Online lenders should be aware of the following warning indicators and red flags when assessing new clients, even though data-driven approaches are essential for risk assessment:

1. Fraudulent Activity

Before authorising a loan, cases of identity theft, false income claims, or document fabrication should be extensively looked into, as they are obvious signs of possible fraud.

2. Sudden Changes in Financial Behavior 

Unexpected shifts in credit utilisation, debt accumulation, or spending patterns could all be signs of impending financial trouble and a higher default risk.

3. Multiple Loan Applications

Consumers who apply for several loans in a short amount of time may be having financial problems or participating in "loan stacking," which is the practice of taking out several loans at once without telling lenders about them.

4. Incomplete or Inconsistent Information

Inconsistencies in the borrower's information, such as disparate income sources or residences, may point to possible fraud or a lack of transparency.

5. Unresponsive Communication

Contacting the borrower is difficult, and if you don't hear back from them quickly, it can mean that they're not cooperating or that they intend to default on the loan.


Implementing Risk Mitigation Strategies

Online lenders can use a variety of risk mitigation techniques to safeguard their interests and reduce possible losses after identifying high-risk consumers.
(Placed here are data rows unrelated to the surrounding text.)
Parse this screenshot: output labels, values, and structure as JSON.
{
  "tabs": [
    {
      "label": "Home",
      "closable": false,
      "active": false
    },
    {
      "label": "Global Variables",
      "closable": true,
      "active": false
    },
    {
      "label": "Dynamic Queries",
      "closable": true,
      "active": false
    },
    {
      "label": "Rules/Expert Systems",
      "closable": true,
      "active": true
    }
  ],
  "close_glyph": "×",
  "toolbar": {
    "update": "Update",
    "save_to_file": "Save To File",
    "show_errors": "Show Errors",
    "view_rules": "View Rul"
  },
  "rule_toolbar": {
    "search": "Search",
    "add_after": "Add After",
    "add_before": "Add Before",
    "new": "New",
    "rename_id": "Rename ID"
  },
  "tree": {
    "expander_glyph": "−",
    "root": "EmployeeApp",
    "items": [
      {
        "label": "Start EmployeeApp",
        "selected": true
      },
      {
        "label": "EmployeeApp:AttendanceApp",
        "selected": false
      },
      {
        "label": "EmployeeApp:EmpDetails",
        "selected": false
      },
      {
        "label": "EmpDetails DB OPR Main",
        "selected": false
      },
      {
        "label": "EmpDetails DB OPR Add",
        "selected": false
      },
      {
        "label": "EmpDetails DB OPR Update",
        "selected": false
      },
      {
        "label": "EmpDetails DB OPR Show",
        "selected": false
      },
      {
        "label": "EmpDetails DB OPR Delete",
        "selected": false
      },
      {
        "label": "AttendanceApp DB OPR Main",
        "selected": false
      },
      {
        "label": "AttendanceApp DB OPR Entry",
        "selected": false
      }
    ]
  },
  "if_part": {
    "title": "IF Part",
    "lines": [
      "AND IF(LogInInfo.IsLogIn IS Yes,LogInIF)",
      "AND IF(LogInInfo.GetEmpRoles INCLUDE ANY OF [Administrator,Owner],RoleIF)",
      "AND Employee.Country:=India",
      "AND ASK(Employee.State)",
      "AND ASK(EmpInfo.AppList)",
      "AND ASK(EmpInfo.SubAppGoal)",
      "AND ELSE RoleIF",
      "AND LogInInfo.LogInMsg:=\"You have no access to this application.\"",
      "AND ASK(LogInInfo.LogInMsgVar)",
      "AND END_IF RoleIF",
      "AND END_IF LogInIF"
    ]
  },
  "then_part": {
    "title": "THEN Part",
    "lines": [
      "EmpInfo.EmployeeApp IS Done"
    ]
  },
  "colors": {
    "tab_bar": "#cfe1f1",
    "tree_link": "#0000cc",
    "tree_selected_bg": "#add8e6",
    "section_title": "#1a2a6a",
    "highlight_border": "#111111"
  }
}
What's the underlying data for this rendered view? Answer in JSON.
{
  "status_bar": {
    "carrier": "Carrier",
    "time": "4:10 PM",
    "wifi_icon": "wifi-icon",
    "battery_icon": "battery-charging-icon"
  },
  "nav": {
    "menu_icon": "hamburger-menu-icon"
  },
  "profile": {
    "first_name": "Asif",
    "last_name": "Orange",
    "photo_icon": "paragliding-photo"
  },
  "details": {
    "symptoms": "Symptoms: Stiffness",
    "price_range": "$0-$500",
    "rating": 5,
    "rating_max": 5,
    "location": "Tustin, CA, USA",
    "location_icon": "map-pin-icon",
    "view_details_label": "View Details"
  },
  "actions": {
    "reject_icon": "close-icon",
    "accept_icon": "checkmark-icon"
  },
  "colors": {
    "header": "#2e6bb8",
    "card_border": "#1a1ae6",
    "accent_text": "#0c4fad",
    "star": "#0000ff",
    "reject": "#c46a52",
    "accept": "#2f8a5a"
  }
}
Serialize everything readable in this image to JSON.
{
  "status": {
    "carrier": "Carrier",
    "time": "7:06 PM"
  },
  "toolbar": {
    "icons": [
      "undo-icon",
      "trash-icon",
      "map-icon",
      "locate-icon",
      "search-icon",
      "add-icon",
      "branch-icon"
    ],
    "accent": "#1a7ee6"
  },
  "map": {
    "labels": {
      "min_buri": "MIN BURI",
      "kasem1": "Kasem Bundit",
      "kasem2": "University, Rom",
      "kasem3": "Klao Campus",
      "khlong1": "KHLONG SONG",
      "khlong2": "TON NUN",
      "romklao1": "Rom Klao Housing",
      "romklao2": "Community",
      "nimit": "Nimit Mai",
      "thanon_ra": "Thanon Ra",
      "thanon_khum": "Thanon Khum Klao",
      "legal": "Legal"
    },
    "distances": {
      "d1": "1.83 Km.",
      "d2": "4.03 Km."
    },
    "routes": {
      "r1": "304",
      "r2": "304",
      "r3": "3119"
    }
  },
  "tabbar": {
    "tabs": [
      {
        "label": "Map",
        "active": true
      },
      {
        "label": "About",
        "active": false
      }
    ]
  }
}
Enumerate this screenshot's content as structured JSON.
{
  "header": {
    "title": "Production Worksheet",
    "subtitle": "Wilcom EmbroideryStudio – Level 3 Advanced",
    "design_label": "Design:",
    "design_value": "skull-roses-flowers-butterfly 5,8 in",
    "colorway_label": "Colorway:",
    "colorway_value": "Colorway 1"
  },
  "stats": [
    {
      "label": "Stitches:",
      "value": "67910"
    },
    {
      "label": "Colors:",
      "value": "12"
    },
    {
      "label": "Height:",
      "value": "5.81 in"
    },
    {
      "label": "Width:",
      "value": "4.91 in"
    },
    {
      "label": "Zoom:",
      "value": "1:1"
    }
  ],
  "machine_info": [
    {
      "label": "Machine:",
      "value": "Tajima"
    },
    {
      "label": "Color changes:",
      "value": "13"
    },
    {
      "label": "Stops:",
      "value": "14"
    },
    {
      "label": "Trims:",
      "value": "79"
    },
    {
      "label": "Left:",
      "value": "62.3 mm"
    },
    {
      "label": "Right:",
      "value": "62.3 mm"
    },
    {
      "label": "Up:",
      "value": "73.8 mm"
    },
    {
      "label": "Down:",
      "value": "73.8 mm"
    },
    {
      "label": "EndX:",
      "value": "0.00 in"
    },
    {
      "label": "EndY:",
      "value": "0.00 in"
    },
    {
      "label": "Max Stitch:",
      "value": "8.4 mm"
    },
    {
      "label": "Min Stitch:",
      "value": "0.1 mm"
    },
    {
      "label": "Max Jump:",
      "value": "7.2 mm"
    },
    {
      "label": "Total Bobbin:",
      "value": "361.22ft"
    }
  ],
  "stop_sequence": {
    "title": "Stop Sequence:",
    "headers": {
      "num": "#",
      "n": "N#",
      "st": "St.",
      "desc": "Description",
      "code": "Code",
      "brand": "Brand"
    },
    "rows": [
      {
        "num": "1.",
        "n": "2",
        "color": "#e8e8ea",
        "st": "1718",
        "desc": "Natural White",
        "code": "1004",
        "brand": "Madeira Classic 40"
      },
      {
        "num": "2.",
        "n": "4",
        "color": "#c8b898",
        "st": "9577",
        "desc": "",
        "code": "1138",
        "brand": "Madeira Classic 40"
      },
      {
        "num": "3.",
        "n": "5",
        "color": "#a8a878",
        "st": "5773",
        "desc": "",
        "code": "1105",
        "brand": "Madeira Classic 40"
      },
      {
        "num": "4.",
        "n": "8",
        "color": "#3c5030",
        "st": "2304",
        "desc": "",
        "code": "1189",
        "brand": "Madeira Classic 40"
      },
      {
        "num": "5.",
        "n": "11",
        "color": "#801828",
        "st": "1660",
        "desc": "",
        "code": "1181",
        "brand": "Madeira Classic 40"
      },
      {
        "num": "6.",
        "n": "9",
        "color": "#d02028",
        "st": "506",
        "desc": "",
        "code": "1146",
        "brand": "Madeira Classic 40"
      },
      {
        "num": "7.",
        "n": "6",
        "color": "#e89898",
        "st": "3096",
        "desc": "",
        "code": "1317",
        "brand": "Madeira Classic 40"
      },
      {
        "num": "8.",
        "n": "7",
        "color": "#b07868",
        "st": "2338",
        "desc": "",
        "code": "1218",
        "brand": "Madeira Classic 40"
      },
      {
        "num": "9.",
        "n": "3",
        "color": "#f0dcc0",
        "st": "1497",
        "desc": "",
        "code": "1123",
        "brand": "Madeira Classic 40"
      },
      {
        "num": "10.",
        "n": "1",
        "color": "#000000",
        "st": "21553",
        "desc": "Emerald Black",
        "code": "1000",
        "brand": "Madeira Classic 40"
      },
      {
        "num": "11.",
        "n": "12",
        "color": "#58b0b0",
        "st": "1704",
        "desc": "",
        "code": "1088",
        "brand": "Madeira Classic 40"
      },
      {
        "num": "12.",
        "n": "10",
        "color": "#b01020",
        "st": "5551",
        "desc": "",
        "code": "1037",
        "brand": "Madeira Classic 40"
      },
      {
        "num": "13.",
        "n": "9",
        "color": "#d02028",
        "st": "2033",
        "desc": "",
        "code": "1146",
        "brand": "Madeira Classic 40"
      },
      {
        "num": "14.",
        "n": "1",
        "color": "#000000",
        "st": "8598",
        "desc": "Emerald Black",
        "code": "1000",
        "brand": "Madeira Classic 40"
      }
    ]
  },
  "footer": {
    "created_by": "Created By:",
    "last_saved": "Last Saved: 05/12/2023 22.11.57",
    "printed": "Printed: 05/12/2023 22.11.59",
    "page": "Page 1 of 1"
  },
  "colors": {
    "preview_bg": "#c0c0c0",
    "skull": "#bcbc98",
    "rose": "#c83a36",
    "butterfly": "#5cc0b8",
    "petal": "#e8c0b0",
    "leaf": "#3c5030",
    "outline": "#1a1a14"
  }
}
Here are some techniques to employ:

1. Adjusting Loan Terms

Lenders may give loans with shorter periods, lesser loan amounts, or higher interest rates to customers that are considered high-risk in order to offset the increased chance of default.

2. Enhanced Verification Procedures

Stricter identity and income verification procedures can be put in place to help reduce the possibility of fraud and guarantee that borrower data is accurate.

3. Collateral Requirements 

For high-risk loans, requiring collateral or personal guarantees lowers the overall risk exposure by giving lenders extra security in the event of default.

4. Credit Monitoring and Early Warning Systems

Lenders can monitor borrowers' credit behaviour in real-time and take proactive measures to address any indications of financial difficulty. This can be done by putting early warning systems and credit monitoring instruments into place.

5. Collections and Recovery Processes 

Minimizing losses on delinquent loans requires the establishment of effective mechanisms for collection and recovery. Recovering cash can be aided by prompt action and aggressive engagement with delinquent debtors.


Regulatory Compliance and Ethical Considerations

Online lenders must follow ethical guidelines and legal criteria, in addition to risk mitigation techniques, to guarantee fair and responsible lending activities. Protecting customers' rights and stopping discriminatory lending practices require strict adherence to regulations like the Equal Credit Opportunity Act (ECOA), the Fair Credit Reporting Act (FCRA), and the Truth in Lending Act (TILA). 

In order to guarantee that clients are completely aware of the terms and circumstances of the loans they are given, online lenders must also place a high priority on transparency and disclosure. Clear disclosure of interest rates, costs, and terms of repayment assists borrowers in making educated decisions and lowers the possibility of future misunderstandings or conflicts.



In online lending, identifying high-risk borrowers is a complicated and multidimensional process that calls for a blend of risk assessment methods, data-driven analysis, and ethical concerns. 

Online lenders can successfully manage the difficulties involved in lending to high-risk borrowers while protecting their financial interests. They can do so by utilising cutting-edge technologies, putting strong risk mitigation strategies into place, and adhering to regulatory compliance. 

To conduct risk assessment on customer profiles and online lenders, you can use Youverify's customer risk assessment tool to mitigate fraud